Search the listing for the string "bằng" and copy every line that contains it.
Start of DATASET RECORDS
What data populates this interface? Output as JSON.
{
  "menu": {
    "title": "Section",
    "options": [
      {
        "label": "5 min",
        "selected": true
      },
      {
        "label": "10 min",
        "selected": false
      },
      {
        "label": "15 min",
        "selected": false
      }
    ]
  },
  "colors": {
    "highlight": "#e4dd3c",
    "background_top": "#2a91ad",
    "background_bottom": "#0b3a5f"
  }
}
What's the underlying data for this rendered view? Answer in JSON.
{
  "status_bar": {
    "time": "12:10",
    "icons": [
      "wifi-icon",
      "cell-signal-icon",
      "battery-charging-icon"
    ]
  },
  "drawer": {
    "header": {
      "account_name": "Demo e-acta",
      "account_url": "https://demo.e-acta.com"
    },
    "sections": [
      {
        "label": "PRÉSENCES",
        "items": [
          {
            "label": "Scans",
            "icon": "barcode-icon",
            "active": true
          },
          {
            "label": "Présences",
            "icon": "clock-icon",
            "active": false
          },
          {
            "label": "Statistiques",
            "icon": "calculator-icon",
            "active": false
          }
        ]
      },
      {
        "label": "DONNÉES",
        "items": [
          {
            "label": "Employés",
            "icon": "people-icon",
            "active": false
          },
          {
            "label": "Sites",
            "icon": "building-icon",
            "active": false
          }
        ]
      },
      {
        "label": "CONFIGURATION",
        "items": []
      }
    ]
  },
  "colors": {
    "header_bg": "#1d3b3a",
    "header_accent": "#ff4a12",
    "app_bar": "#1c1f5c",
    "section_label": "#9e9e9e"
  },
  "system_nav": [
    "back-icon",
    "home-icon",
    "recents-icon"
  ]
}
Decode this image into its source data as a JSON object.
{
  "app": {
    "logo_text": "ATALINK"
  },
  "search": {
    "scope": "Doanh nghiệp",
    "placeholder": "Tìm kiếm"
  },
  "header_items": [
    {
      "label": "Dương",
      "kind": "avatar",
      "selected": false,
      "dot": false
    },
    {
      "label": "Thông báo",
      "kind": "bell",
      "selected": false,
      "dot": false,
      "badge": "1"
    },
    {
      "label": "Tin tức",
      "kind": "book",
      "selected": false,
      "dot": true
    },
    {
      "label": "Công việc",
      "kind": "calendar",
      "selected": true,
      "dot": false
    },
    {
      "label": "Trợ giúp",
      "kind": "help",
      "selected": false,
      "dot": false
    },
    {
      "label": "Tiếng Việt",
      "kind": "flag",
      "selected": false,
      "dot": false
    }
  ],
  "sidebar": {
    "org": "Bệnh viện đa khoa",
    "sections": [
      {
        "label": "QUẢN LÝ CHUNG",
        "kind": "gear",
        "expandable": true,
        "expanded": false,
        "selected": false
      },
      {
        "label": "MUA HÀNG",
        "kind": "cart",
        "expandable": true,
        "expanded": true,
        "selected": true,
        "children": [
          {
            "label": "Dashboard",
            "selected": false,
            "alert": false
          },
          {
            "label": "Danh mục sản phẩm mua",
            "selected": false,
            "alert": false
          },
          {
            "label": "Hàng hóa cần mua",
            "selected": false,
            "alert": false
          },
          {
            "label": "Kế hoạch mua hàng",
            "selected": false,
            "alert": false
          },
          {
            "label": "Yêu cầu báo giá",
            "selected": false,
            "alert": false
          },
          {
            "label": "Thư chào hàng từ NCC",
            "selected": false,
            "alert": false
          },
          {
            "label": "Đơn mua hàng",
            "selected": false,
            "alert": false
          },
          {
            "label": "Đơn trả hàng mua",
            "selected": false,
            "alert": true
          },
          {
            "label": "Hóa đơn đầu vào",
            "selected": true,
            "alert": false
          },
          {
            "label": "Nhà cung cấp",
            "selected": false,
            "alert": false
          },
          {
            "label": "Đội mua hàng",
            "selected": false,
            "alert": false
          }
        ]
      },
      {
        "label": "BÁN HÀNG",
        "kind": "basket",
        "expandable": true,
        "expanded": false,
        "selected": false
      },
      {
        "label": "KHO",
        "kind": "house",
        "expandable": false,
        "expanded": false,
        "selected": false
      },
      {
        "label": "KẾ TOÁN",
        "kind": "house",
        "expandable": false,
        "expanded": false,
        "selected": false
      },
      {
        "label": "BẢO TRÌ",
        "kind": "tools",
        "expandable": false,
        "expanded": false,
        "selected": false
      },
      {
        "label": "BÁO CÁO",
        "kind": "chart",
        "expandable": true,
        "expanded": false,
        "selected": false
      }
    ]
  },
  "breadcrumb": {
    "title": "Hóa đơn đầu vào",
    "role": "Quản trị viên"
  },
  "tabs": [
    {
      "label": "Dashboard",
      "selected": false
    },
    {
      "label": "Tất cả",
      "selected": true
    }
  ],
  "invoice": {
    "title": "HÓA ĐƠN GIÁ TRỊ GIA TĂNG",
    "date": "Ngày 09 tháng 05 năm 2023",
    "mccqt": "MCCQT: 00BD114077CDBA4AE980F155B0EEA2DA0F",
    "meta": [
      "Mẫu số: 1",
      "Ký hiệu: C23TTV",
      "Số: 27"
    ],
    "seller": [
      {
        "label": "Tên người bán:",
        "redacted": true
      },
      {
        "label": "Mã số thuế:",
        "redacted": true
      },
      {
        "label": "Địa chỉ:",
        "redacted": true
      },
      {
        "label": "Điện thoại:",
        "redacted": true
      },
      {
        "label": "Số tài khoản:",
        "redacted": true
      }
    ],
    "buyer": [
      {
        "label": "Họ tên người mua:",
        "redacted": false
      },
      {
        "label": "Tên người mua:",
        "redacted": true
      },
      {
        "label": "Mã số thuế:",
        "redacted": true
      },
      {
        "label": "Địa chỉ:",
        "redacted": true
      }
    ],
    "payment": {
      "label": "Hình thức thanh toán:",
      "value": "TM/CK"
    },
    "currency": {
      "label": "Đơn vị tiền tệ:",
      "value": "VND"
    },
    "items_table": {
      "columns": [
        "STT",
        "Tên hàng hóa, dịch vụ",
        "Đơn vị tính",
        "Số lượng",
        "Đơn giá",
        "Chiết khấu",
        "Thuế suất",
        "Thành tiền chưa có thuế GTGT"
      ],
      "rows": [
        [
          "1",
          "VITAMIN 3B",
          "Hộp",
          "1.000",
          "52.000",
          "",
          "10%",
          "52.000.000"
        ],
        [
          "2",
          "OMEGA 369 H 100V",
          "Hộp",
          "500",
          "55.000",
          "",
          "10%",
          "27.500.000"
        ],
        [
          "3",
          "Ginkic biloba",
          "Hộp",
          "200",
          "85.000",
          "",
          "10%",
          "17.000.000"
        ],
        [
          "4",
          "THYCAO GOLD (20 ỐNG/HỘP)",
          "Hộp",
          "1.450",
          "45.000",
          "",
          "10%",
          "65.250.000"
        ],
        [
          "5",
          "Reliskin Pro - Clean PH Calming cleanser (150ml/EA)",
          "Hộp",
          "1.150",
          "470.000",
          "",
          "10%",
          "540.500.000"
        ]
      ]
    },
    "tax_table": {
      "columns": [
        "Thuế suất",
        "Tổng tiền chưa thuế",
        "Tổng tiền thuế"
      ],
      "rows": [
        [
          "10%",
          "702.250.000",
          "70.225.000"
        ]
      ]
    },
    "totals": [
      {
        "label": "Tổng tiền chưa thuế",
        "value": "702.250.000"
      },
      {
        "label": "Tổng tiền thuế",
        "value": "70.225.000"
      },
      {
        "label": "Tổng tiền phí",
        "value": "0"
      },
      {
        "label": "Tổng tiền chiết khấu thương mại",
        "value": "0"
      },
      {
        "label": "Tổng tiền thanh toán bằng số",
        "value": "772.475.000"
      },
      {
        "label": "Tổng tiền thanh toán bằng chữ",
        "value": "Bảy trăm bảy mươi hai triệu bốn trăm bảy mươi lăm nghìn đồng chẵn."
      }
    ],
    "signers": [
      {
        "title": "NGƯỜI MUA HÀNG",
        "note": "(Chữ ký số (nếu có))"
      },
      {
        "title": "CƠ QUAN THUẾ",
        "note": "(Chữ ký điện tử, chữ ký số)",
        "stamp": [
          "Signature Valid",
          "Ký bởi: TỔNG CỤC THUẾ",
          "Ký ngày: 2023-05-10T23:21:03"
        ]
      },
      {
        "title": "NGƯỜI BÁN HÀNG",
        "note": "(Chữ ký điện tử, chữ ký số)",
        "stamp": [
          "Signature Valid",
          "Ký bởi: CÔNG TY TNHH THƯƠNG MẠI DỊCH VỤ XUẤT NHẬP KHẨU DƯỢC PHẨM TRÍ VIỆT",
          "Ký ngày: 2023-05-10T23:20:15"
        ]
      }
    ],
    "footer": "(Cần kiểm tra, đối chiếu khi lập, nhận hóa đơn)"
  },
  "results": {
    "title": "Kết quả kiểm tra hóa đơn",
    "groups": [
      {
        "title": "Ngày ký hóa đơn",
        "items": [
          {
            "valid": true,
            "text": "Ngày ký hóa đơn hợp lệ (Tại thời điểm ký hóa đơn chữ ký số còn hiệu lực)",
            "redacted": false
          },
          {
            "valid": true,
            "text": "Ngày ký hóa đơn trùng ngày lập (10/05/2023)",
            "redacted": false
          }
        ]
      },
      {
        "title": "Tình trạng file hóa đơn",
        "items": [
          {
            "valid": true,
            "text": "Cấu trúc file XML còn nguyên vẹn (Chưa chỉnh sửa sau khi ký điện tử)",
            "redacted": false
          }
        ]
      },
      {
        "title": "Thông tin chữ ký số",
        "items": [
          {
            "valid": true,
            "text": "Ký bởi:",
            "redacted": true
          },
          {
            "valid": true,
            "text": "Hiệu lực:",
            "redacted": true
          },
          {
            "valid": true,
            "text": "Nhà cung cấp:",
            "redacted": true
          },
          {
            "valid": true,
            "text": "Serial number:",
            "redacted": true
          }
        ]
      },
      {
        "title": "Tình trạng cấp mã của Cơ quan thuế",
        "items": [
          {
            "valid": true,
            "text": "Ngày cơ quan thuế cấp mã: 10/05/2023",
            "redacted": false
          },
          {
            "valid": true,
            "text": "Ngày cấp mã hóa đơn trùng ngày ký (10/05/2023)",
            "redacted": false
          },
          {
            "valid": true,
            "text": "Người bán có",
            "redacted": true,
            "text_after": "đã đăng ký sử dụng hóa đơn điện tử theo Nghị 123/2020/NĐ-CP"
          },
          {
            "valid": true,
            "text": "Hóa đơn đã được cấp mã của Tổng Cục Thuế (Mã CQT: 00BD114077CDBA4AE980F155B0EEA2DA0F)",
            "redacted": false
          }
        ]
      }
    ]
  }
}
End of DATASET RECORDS
* [REPLY TO THE EXERCISE]:
        "label": "Tổng tiền thanh toán bằng số",
        "label": "Tổng tiền thanh toán bằng chữ",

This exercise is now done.